As I mentioned above, Snake Girl and the Silver-Haired Witch was barely released outside of Japan. There was a Japanese-language widescreen DVD, which was fan-subbed and shared as a bootleg. Otherwise, there has been no option I can find for viewing an English-friendly version of the film until Arrow got their hands on it for this Blu-ray debut. As in the case of their other Daisei discs, Arrow was handed a complete HD scan from Kadokawa Studios, which they cleaned-up and regraded at R3Store Studios in London. The resulting 2.35:1, 1080p, black & white transfer is on the higher end of the quality spectrum. The film shows its age and its low-budget optical tricks can grey-out the otherwise good gradient levels, but there are few print damage artifacts (usually in the form of white vertical scratches/mold), details are as crisp as Akira Uehara’s photography allows, and grain levels are even, exhibiting only occasionally fuzzy edges/blends.
Snake Girl and the Silver-Haired Witch is presented in its original Japanese mono and uncompressed DTS-HD Master Audio 1.0. The sound quality is surprisingly crisp with a low sound-floor and little distortion, aside from the loudest moments, which buzz just a tad. Effects work is minimal, outside of supernatural happenings, though those are also relatively thin. It’s minimal without being weak. Shunsuke Kikuchi’s score dances through the dueling fairytale and horror tones with spooky, theremin-supported strings and mellow, kid’s film melodies. The music fares best of all track elements.

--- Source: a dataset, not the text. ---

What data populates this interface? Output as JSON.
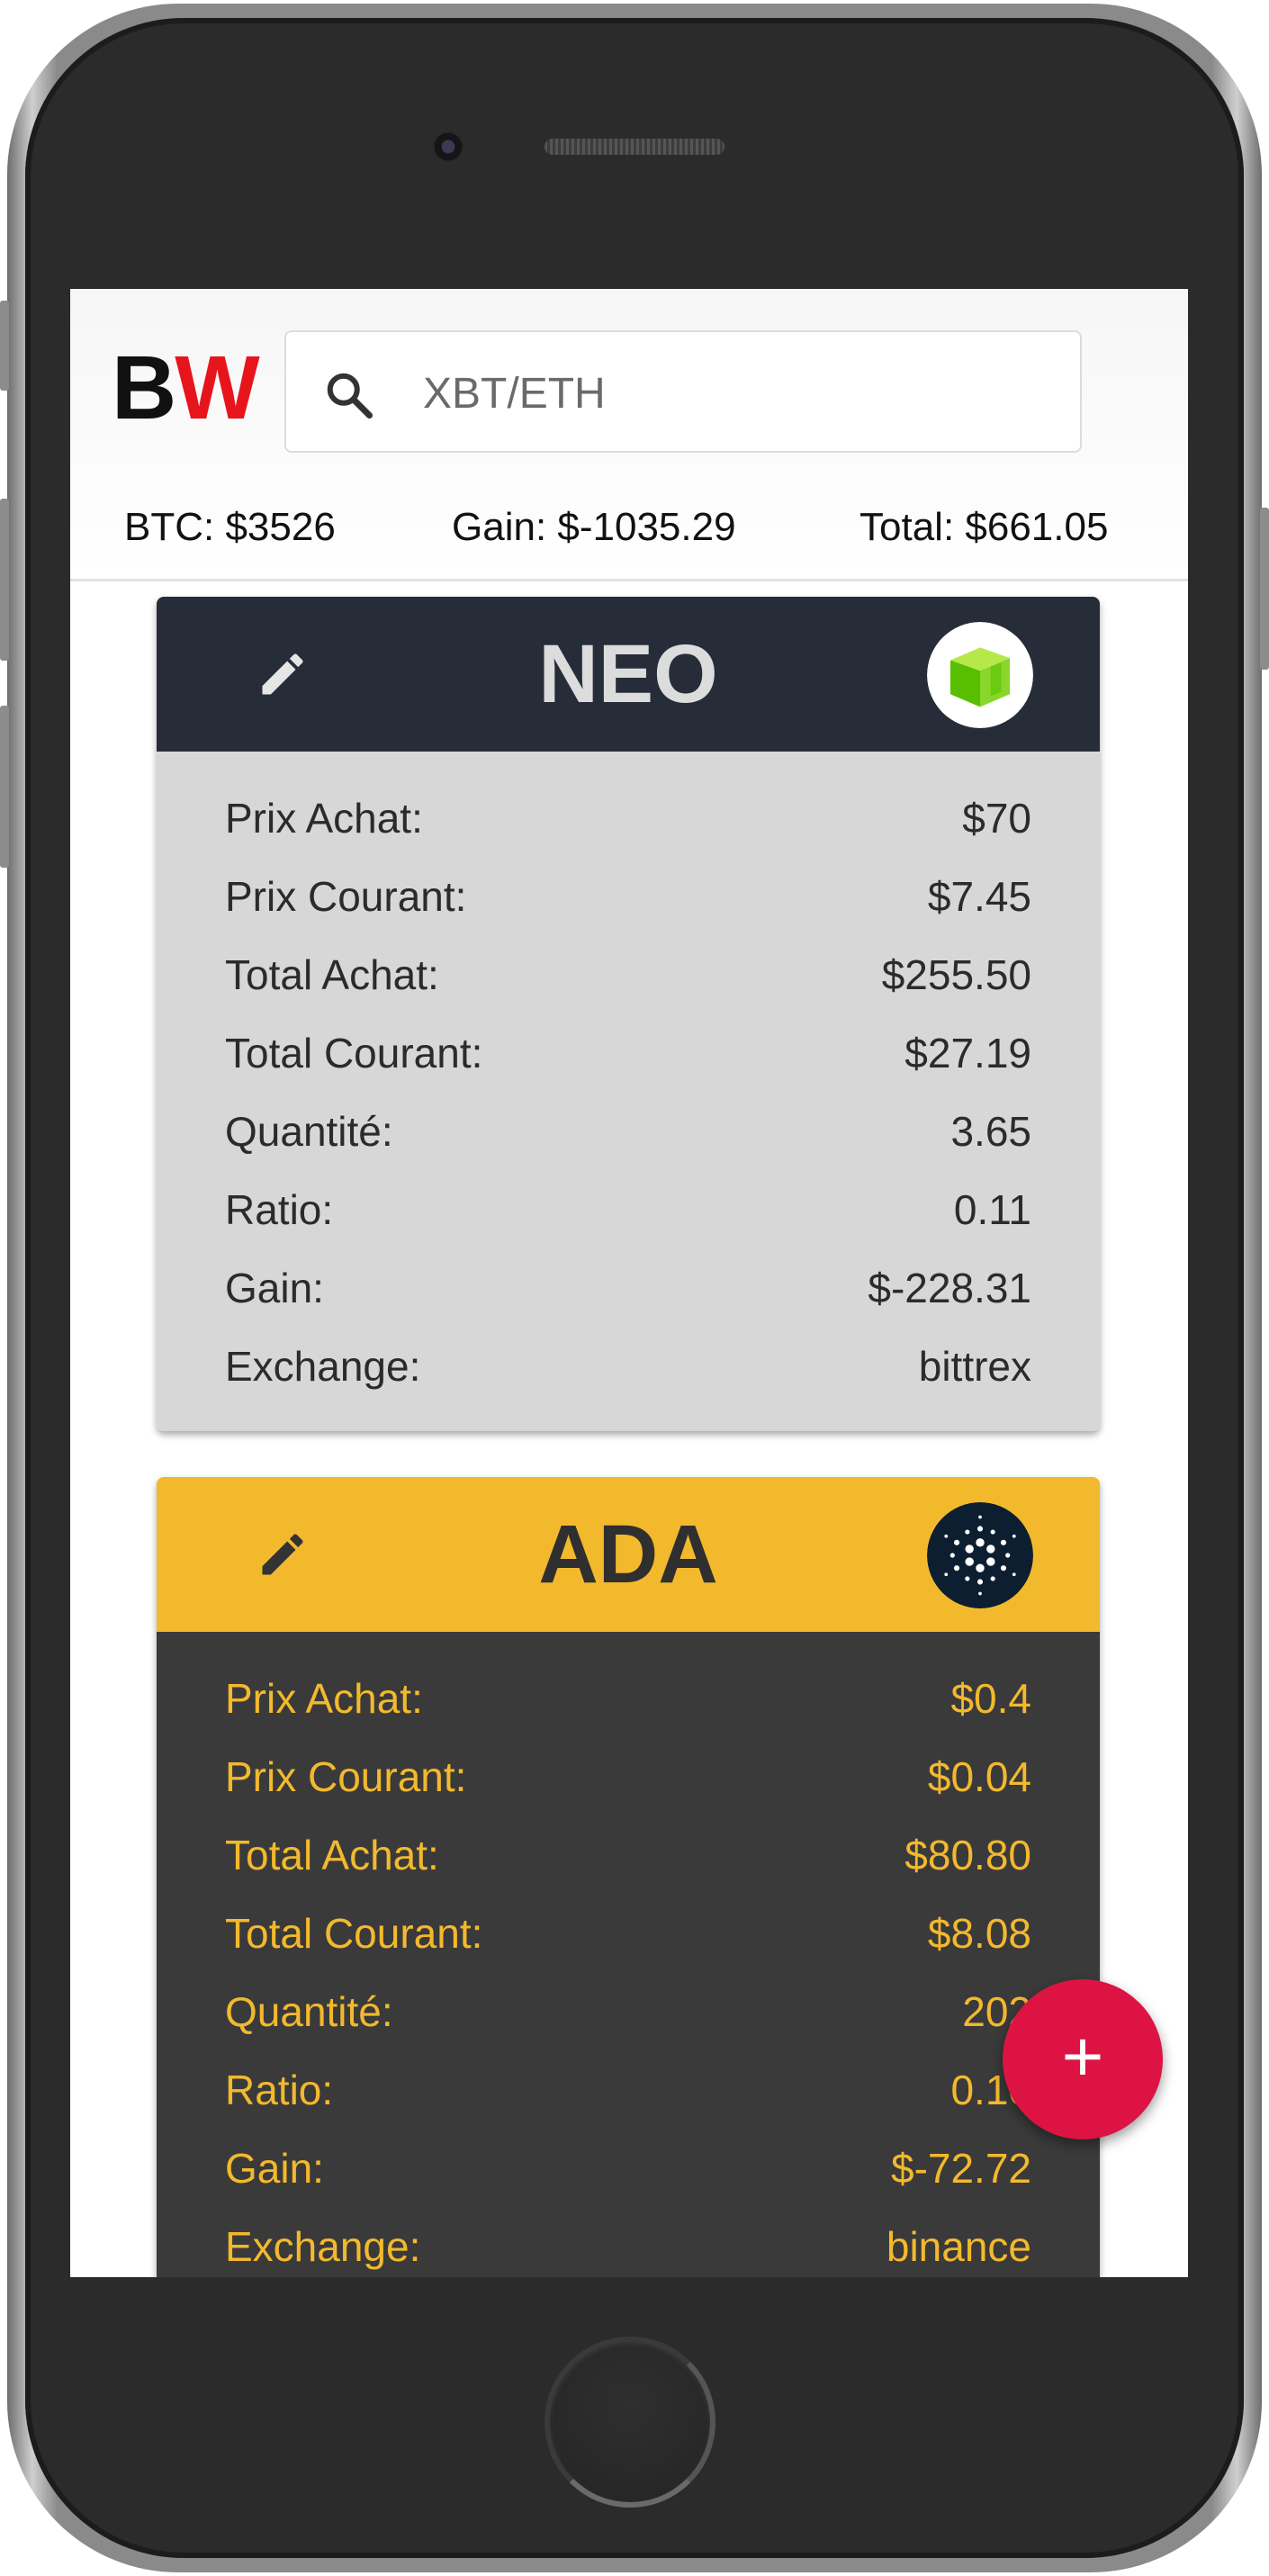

Commentary with film historian David Kalat – The author of A Critical History and Filmography of Toho's Godzilla Series (McFarland & Company, 2010) offers some much needed background information on this once impossible to see film. The track examines the ways the film does and doesn’t match genre traditions, looks at the careers of Noriaki Yuasa and Kazuo Umezu, as well as other cast & crew members, and discusses the behind-the-scenes story, including similarities to the manga and the fact that the film was sort of a reward to Yuasa for making the studio so much money directing Gamera movies.
This Charming Woman (27:40) – Manga and folklore scholar Zack Davisson discusses the history of Japanese monster mythology, focusing largely on snake-women hybrids, the other countries they drew from, and the way these stories were integrated into comics and movies, like Snake Girl and the Silver-Haired Witch. He also talks about the ways Yuasa’s sensibilities informed the adaptation.
The images on this page are taken from the BD and sized for the page. Larger versions can be viewed by clicking the images. Note that there will be some JPG compression.